Treasure Hunting for Knowledge and Fame
The treasure discussed in this article is not of monetary nature. The hunters active in this particular field strive for excitement, thrill, knowledge and fame.
The days when a researcher, an archaeologists, or a collector - often all in one person - travelled to a foreign country of ancient high cultures, easily got an excavation permit from the local ruler who did not care for the "old stones", employed hundreds of local people to dig for small money, excavated large structures, and shipped anything remotely moveable to the museums of his home country are long gone.
In the Near East this transition phase was at the turn of the 19. to 20. century. Between 1860 and the First World War every decade brought a stricter attitude of the local governments. Before this transition period there were the "Wild West" days of archaeology. When it was over the authorities insisted on observers and all sorts of restrictions. After World War 1 governments almost never issued export permits for antiquities on a large scale.
Those who want to excavate today in foreign countries must usually accept that they are not allowed to keep and export finds. This in turn makes it more difficult to raise the necessary funds. At the same time the local archaeologists have often very limited funds so little progress is made without western financial initiative. One common way to deal with that situation are cooperations between local and foreign universities or other institutions. But also persons not associated with universities can go that way and be very successful at it. The rest of the article describes that in more detail. The intention is to show what a single person can achieve in this field. A concrete example is given.
Actually, one of the most prominent gatherers of world class sites, finds, knowledge and fame is not paid by any university but basically a private person. It is the Frenchman Franck Goddio. Mr. Goddio demonstrates what a determined searcher can achieve though not being an employee of a research institute. In terms of thrill, knowledge or fame he is one of the most successful explorers today in his chosen field.
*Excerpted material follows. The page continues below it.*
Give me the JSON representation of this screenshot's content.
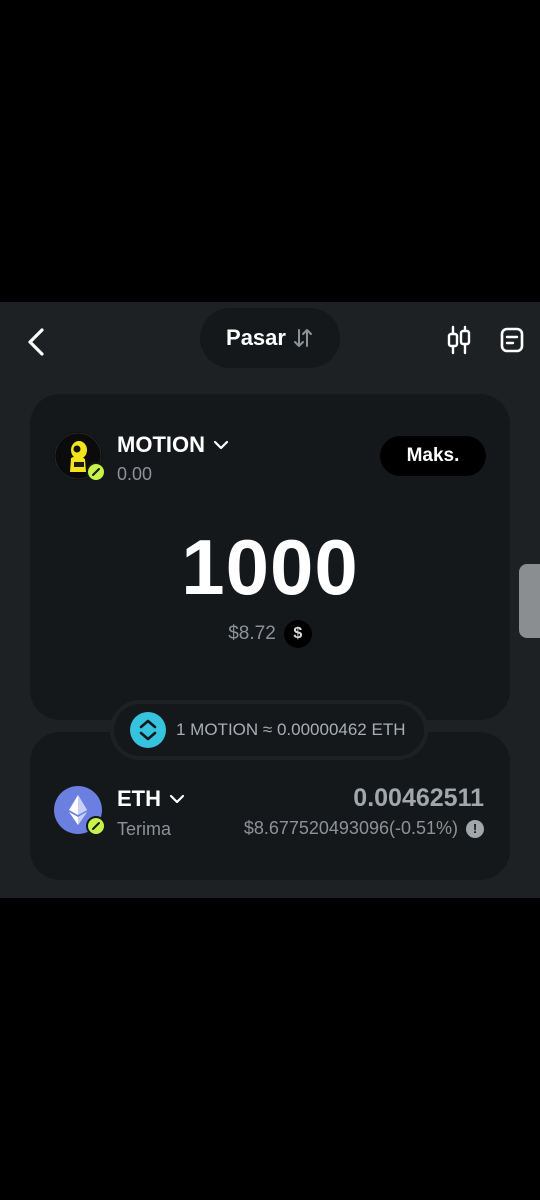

Mr. Goddio founded a foundation and won the support of strong sponsors. In cooperation with local governments, many institutions and experts he managed to find many sunken vessels as well as making very relevant ancient discoveries in the Alexandra, Egypt, region. The results of this work are published in the form of books and exhibitions. When this account is written in August 2006 some 500 of the most impressive Egypt artefacts from the Alexandrian coast are on display in a Berlin exhibition.
By university education Mr. Goddio is not archaeologist. He was expert for international finances working for federal institutions in France before turning to water salvages and underwater archaeology. Among the official archaeologists there is a tendency to look down on the archaeological efforts of non-archaeologists. If this outsider is unusually successful that does not make things better, sometimes even worse. No university world wide can claim such success as Mr. Goddio as far Egypt underwater archaeology is concerned. So Mr. Goddio is criticised by the archaeological establishment. And he always will be as long as he is successful no matter how many archaeologists he employs or how careful all finds are recorded and published.
In my opinion Mr. Goddio's archaeological knowledge is at least sufficient - probably much better - since he has been very passionate about archaeology for years. Besides, he always worked with specialised archaeologists. Very special archaeological questions will usually be handled by other members of the team anyway. Archaeological knowledge can be bought relative cheaply while the ability to organise, to raise funds on a large scale, to negotiate, to convince, and to reconcile different interests is seldom found at that level of expertise. Here Mr. Goddio benefits from his former work as international finance expert.
As archaeology became more mature in the last 150 years it saw the same development as other fields of knowledge. The first steps are made by few pioneers. At that stage single individuals rule the scene. When I try to recall important archaeologists virtually all names that come to my mind are from the pre World War 1. There are pioneers like Schliemann or Hiram Bingham as well as protagonists of the more methodical approach developed in later decades like Leonard Wooley or Flinders Petrie, to a lesser degree T.H.Lawrence, the later "Lawrence of Arabia".
The more mature the science became the more institutions took over. Today the individual archaeologist remains usually anonymous in the background, his name just known in circles of specialists. The only internationally popular archaeologist who comes to my mind is Zahi Hawass of the Egypt supreme council of antiquities though he is probably better known for his skilled use of the media than for his own archaeological work.
In this overwhelming anonymity outstanding personalities like Mr. Goddio are inspiring. He demonstrates what can be achieved by a single person though the pioneering days of archaeology are over.
To close that article it should be mentioned that even private explorers without funds or connections can still make a difference when they stay local. Granted, nation wide fame cannot be gathered here but as far as knowledge is concerned they can make a difference. On the local level often extremely little is known about former times that even private metal detector searchers can make finds and discoveries that give a boost to local knowledge. In many cases there are hardly any excavations and all theories on the past are based on some 150 or 200 chance finds reported in the last 100 years. As far as local archaeology is concerned the pioneer days are not over yet.
(C) Thorsten Straub www.metal-detecting.de 2006-2011.